Soap is something that we often take for granted, yet it’s something we can’t live without. We pick it up at the pharmacy for a couple dollars, it cleans, and somehow melts away, only for the process to be repeated again. Soap has existed for centuries, yet the average person knows little about how it is made, save for glimpses of the process in the movie Fight Club. Of course, there’s no better way to create interest in a hobby than having Brad Pitt’s face attached to it.
Brad Pitt was not the reason that Teresa Mak, my sister and an engineer by trade, got interested in soapmaking. Teresa was given a gift of handmade soap several years ago, and she realized how much she liked it – it lasted much longer and was much more moisturizing than a conventional bar of soap. However, upon a return trip to the store to pick up another bar, she was dismayed to find that the soap was no longer available.
What else is an engineer to do?
“I decided to make my own soap. It turns out that if you had the ingredients and you experimented enough, it wasn’t so hard, and actually it was really fun!”
Leave it to my sister to find soapmaking fun. She ended up turning this side experiment into a sometime business venture called Sherlock Soaps.
Below, Teresa Mak provides her five takeaways of soapmaking.
1. Basic soap is made from a combination of a base and fat.
The essence of soap making is a process called “saponification”. As Mak describes, “Saponification is where a strong base, the lye in this case, reacts with fats to form soap. As a by-product, glycerin is formed, and it naturally occurs within the soap. I’m not sure how true this is, but apparently in ancient times the way that soap was discovered was that ashes were accidentally mixed with animal fat and then formed suds, and Romans would wash their clothes with this mixture.”
The miracle of the whole process is that the mixture of strong bases and fats, which on their own seem so useless, can create something so useful.
2. Most commercially distributed soaps are made of unsavoury fats and/or strange chemicals.
Soaps these days rely on the supply of cheap fats, in which today it is often beef fat, palm oil, or petroleum by-products. Which seems odd, considering that these products on their own are things that one wants to keep away from their body.
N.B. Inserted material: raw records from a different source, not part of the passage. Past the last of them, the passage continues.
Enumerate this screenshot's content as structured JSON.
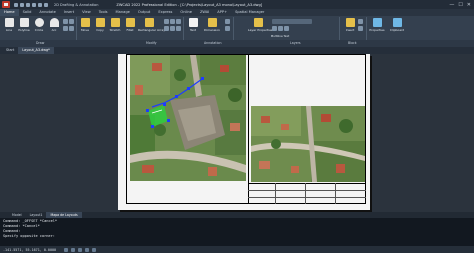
{
  "titlebar": {
    "workspace": "2D Drafting & Annotation",
    "title": "ZWCAD 2022 Professional Edition - [C:\\Projects\\Layout_A3 mono\\Layout_A3.dwg]",
    "minimize": "—",
    "maximize": "☐",
    "close": "✕"
  },
  "menu_tabs": [
    "Home",
    "Solid",
    "Annotate",
    "Insert",
    "View",
    "Tools",
    "Manage",
    "Output",
    "Express",
    "Online",
    "ZWAI",
    "APP+",
    "Spatial Manager"
  ],
  "ribbon": {
    "tools": [
      {
        "label": "Line",
        "color": "#e8e8e8"
      },
      {
        "label": "Polyline",
        "color": "#e8e8e8"
      },
      {
        "label": "Circle",
        "color": "#e8e8e8"
      },
      {
        "label": "Arc",
        "color": "#e8e8e8"
      },
      {
        "label": "Move",
        "color": "#e5c04a"
      },
      {
        "label": "Copy",
        "color": "#e5c04a"
      },
      {
        "label": "Stretch",
        "color": "#e5c04a"
      },
      {
        "label": "Fillet",
        "color": "#e5c04a"
      },
      {
        "label": "Rectangular Array",
        "color": "#e5c04a"
      },
      {
        "label": "Text",
        "color": "#f2f2f2"
      },
      {
        "label": "Dimension",
        "color": "#e5c04a"
      },
      {
        "label": "Layer Properties",
        "color": "#e5c04a"
      },
      {
        "label": "Multiline Text",
        "color": "#f2f2f2"
      },
      {
        "label": "Insert",
        "color": "#e5c04a"
      },
      {
        "label": "Properties",
        "color": "#6fb8e6"
      },
      {
        "label": "Clipboard",
        "color": "#6fb8e6"
      }
    ],
    "groups": [
      "Draw",
      "Modify",
      "Annotation",
      "Layers",
      "Block"
    ]
  },
  "doc_tabs": [
    "Start",
    "Layout_A3.dwg*"
  ],
  "bottom_tabs": [
    "Model",
    "Layout1",
    "Mapa de Layouts"
  ],
  "command": {
    "lines": [
      "Command: _OFFSET *Cancel*",
      "Command: *Cancel*",
      "Command:",
      "Specify opposite corner:"
    ]
  },
  "status": {
    "coords": "-141.5571, 55.1671, 0.0000"
  },
  "colors": {
    "selection": "#2ecc40",
    "grip": "#1e3cff",
    "aerial_green": "#4f7a37",
    "paper": "#f4f4f4"
  }
}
“I’m not sure how comfortable you are with rubbing saponified beef fat onto your body, but essentially that’s what it is when you’re using Ivory Soap,” explains Mak.
So much for that pure image of a baby bathing with Ivory Soap. Mak prefers to use fats like olive oil or coconut oil.
If not strange fats, then commercial soaps also contain a whole range of synthetic chemicals.
“In a commercially available soap, detergents help to clean, sodium laureth sulphate helps to bubble, and artificial fragrances help to make it smell nice. This combination creates something ‘soap-like’, but isn’t quite soap,” says Mak.
3. Making a bar of soap takes about an hour, but the whole process can take a month before it is completely finished.
If you are one of those people who are interested in making your own soap rather than buying it off the shelf at the store, Mak explains the soapmaking process below.
“The process of getting the soap to react initially takes about an hour. Here, you have to melt the fats, add lye, and mix until initial saponification. After you ‘cook’ the soap, you pour it into the moulds, after which it goes through the gel phase. As the name suggests, the gel phase is where the soap goes through a crazy reaction where it gets very hot and starts looking like gel. After about an hour, it cools down and turns into a harder piece of soap. What it hardens, that’s when I cut it into smaller pieces. As for curing the soap, after I cut it I let it sit for about a month before it’s ready to use.”
4. You can tell if a soap is done by tasting it.
The prospect of tasting soap does not sound particularly tempting, considering that many years ago washing your mouth out with soap was considered a punishment. However, Mak assures me that tasting your soap is the way to tell if your soap is done.
“Glycerin is slightly sweet, and nice hand formed soap with glycerin should taste sweet.”
5. Always remember to keep some vinegar at hand for any safety mishaps in soapmaking.
If the above process hasn’t deterred you from making your own soap, it is important to remember that when making soap, lye is a very strong base and should be treated with caution.
“I recall one time I tasted a bar with what I thought was glycerin on top, but it was actually lye. Gross!”
Vinegar, an acid, helps to neutralize any lye splashes. And of course, when the soap ingredients are mixed, it is close to neutral.
Barring burns, the time commitment, and labour, making your own soap is a great way to build an appreciation for something we so often take for granted. Cleanliness is next to godliness, after all.
You can also keep yourself clean with Teresa’s soaps, which can be found online at www.sherlocksoaps.com.